Our challenging age demands our committed discipleship. We cannot sit idly by, as time slips by. We are asked to invest ourselves in change, and divest ourselves of all that prevents the kingdom of God coming into being. Leslie Hunter, Bishop of Sheffield 1939 to 1962, argues that the tiny agents of change – the yeast, sparks and catalysts that could be you and I – are all God has to bring about change. Writing in The Seed and the Fruit he offers this parable:
As the threats of war and the cries of the dispossessed were sounding in our ears, humanity fell into an uneasy sleep. In our sleep we dreamed that we had entered the spacious store in which the gifts of God to humanity are kept, and addressed the angel behind the counter, saying:

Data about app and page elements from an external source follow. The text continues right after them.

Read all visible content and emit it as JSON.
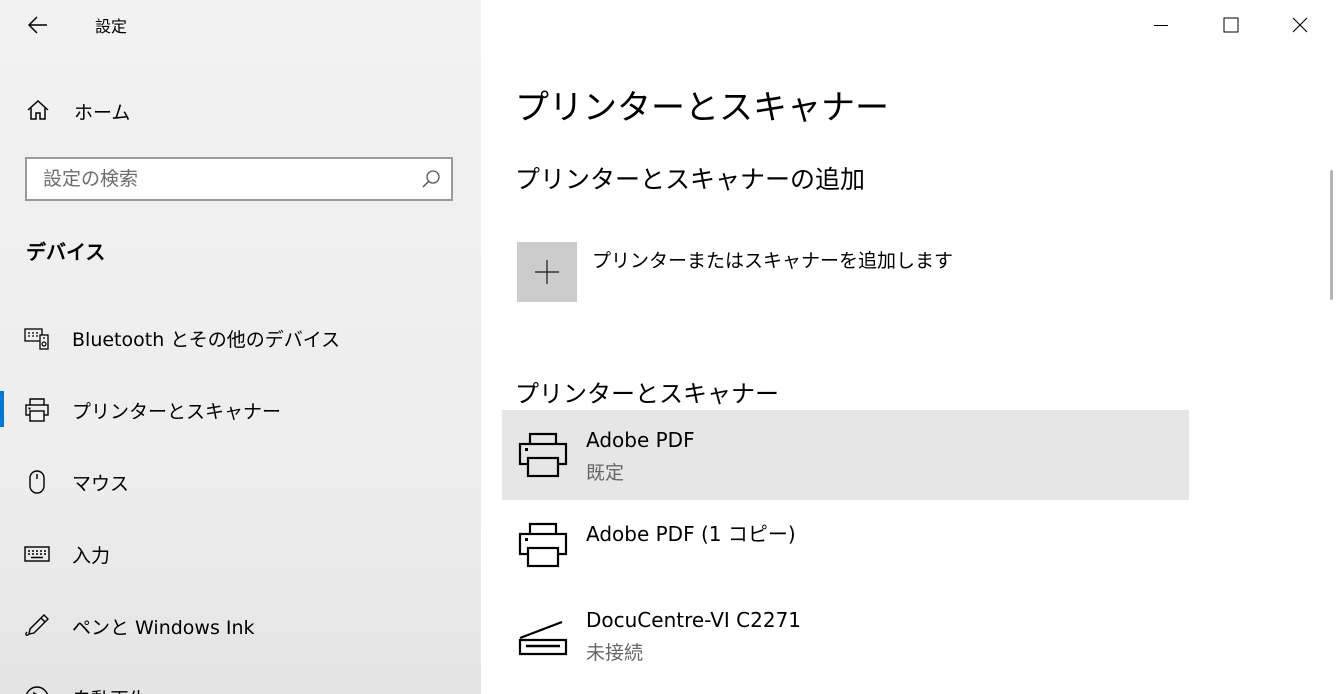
{
  "window": {
    "title": "設定",
    "controls": [
      "minimize",
      "maximize",
      "close"
    ]
  },
  "sidebar": {
    "home_label": "ホーム",
    "search": {
      "placeholder": "設定の検索",
      "value": ""
    },
    "section": "デバイス",
    "items": [
      {
        "label": "Bluetooth とその他のデバイス",
        "icon": "bluetooth-devices-icon",
        "selected": false
      },
      {
        "label": "プリンターとスキャナー",
        "icon": "printer-icon",
        "selected": true
      },
      {
        "label": "マウス",
        "icon": "mouse-icon",
        "selected": false
      },
      {
        "label": "入力",
        "icon": "keyboard-icon",
        "selected": false
      },
      {
        "label": "ペンと Windows Ink",
        "icon": "pen-icon",
        "selected": false
      },
      {
        "label": "自動再生",
        "icon": "autoplay-icon",
        "selected": false
      }
    ]
  },
  "main": {
    "page_title": "プリンターとスキャナー",
    "add_section_title": "プリンターとスキャナーの追加",
    "add_button_label": "プリンターまたはスキャナーを追加します",
    "list_title": "プリンターとスキャナー",
    "devices": [
      {
        "name": "Adobe PDF",
        "status": "既定",
        "icon": "printer-icon",
        "selected": true
      },
      {
        "name": "Adobe PDF (1 コピー)",
        "status": "",
        "icon": "printer-icon",
        "selected": false
      },
      {
        "name": "DocuCentre-VI C2271",
        "status": "未接続",
        "icon": "scanner-icon",
        "selected": false
      }
    ]
  },
  "colors": {
    "accent": "#0078d7",
    "selected_row": "#e6e6e6",
    "sidebar_bg": "#f2f2f2"
  }
}
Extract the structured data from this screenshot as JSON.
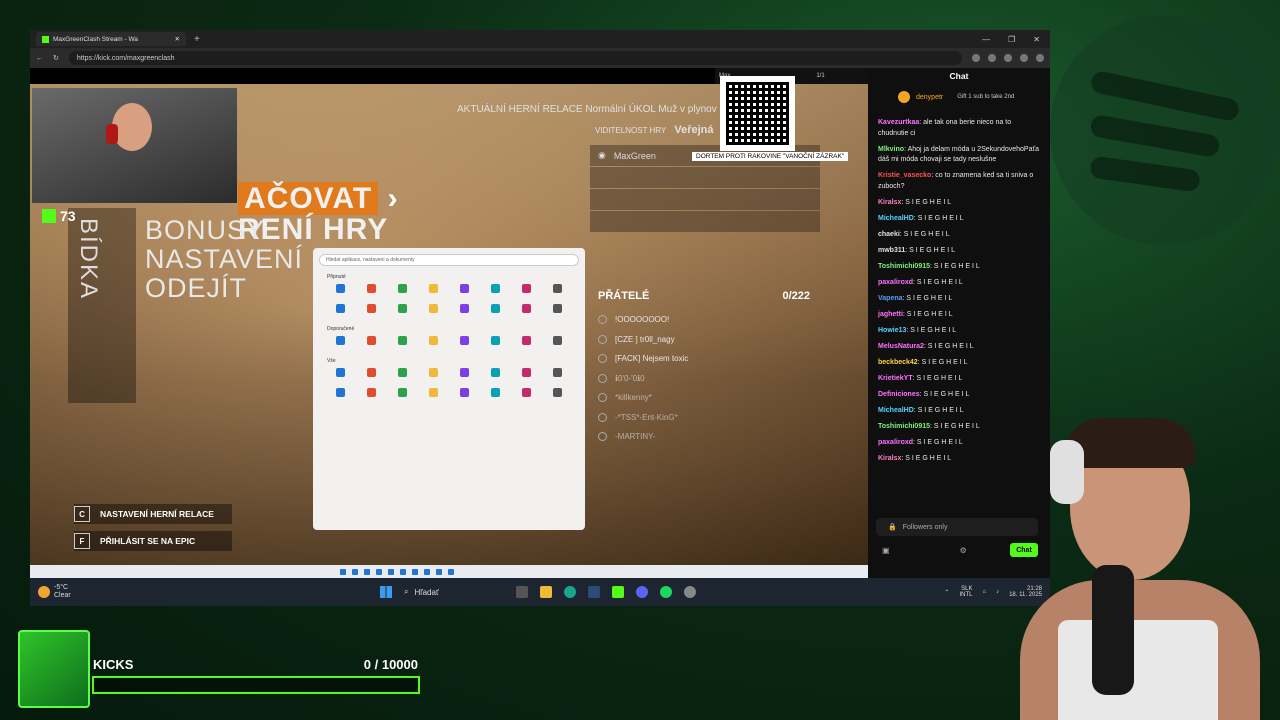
{
  "browser": {
    "tab_title": "MaxGreenClash Stream - Wa",
    "url": "https://kick.com/maxgreenclash"
  },
  "stream_overlay": {
    "kick_counter": "73",
    "menu_big": [
      "AČOVAT",
      "RENÍ HRY"
    ],
    "menu_items": [
      "BONUSY",
      "NASTAVENÍ",
      "ODEJÍT"
    ],
    "vertical_label": "BÍDKA",
    "session_line": "AKTUÁLNÍ HERNÍ RELACE  Normální  ÚKOL  Muž v plynov",
    "visibility_label": "VIDITELNOST HRY",
    "visibility_value": "Veřejná",
    "player_name": "MaxGreen",
    "friends_title": "PŘÁTELÉ",
    "friends_count": "0/222",
    "friends": [
      "!OOOOOOOO!",
      "[CZE ] tr0ll_nagy",
      "[FACK] Nejsem toxic",
      "ℹ︎0'0-'0ℹ︎0",
      "*killkenny*",
      "-*TSS*-Ent-KinG*",
      "-MARTINY-"
    ],
    "btn_session": "NASTAVENÍ HERNÍ RELACE",
    "btn_session_key": "C",
    "btn_epic": "PŘIHLÁSIT SE NA EPIC",
    "btn_epic_key": "F",
    "qr_caption": "DORTEM PROTI RAKOVINE \"VANOČNÍ ZÁZRAK\"",
    "max_label": "Max",
    "page_count": "1/1"
  },
  "start_menu": {
    "search_placeholder": "Hledat aplikace, nastavení a dokumenty",
    "pinned_label": "Připnuté",
    "recommended_label": "Doporučené",
    "all_label": "Vše"
  },
  "chat": {
    "title": "Chat",
    "pinned_user": "denypetr",
    "pinned_text": "Gift 1 sub to take 2nd",
    "messages": [
      {
        "user": "Kavezurtkaa",
        "color": "#ff72ff",
        "text": "ale tak ona berie nieco na to chudnutie ci"
      },
      {
        "user": "Mlkvino",
        "color": "#7cf27c",
        "text": "Ahoj ja delam móda u 2SekundovehoPaťa dáš mi móda chovaji se tady neslušne"
      },
      {
        "user": "Kristie_vasecko",
        "color": "#ff5252",
        "text": "co to znamena ked sa ti sniva o zuboch?"
      },
      {
        "user": "Kiralsx",
        "color": "#ff80c0",
        "text": "S I E G H E I L"
      },
      {
        "user": "MichealHD",
        "color": "#5ad2ff",
        "text": "S I E G H E I L"
      },
      {
        "user": "chaeki",
        "color": "#e0e0e0",
        "text": "S I E G H E I L"
      },
      {
        "user": "mwb311",
        "color": "#e0e0e0",
        "text": "S I E G H E I L"
      },
      {
        "user": "Toshimichi0915",
        "color": "#7cf27c",
        "text": "S I E G H E I L"
      },
      {
        "user": "paxaliroxd",
        "color": "#ff72ff",
        "text": "S I E G H E I L"
      },
      {
        "user": "Vapena",
        "color": "#5a9bff",
        "text": "S I E G H E I L"
      },
      {
        "user": "jaghetti",
        "color": "#ff72ff",
        "text": "S I E G H E I L"
      },
      {
        "user": "Howie13",
        "color": "#5ad2ff",
        "text": "S I E G H E I L"
      },
      {
        "user": "MelusNatura2",
        "color": "#ff72ff",
        "text": "S I E G H E I L"
      },
      {
        "user": "beckbeck42",
        "color": "#ffd24a",
        "text": "S I E G H E I L"
      },
      {
        "user": "KrietiekYT",
        "color": "#ff72ff",
        "text": "S I E G H E I L"
      },
      {
        "user": "Definiciones",
        "color": "#ff72ff",
        "text": "S I E G H E I L"
      },
      {
        "user": "MichealHD",
        "color": "#5ad2ff",
        "text": "S I E G H E I L"
      },
      {
        "user": "Toshimichi0915",
        "color": "#7cf27c",
        "text": "S I E G H E I L"
      },
      {
        "user": "paxaliroxd",
        "color": "#ff72ff",
        "text": "S I E G H E I L"
      },
      {
        "user": "Kiralsx",
        "color": "#ff80c0",
        "text": "S I E G H E I L"
      }
    ],
    "input_placeholder": "Followers only",
    "send_label": "Chat"
  },
  "taskbar": {
    "temp": "-5°C",
    "weather": "Clear",
    "search_label": "Hľadať",
    "lang": "SLK",
    "lang2": "INTL",
    "time": "21:28",
    "date": "18. 11. 2025"
  },
  "kicks": {
    "label": "KICKS",
    "count": "0  / 10000",
    "progress": 0
  }
}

We have run out of the fruits of the Spirit. Can you restock us?
When the angel seemed about to say no, we burst out:
In place of violence, terrorism, war, afflictions and injustice, lying and lust, we need love, joy, peace, integrity, discipline. Without these we shall all be lost.
And then the angel behind the counter replied,
We do not stock fruits here. Only seeds.
From: An Advent Manifesto by Martyn Percy
Lent gives us the opportunity for some gardening
Through the Lent Prayer Blog, I hope to encourage us all to try growing the seeds of the fruit of the Holy Spirit. There will be 2 days to consider how God gives us each gift and then 3 days to consider how we can grow and nurture the seeds of that fruit.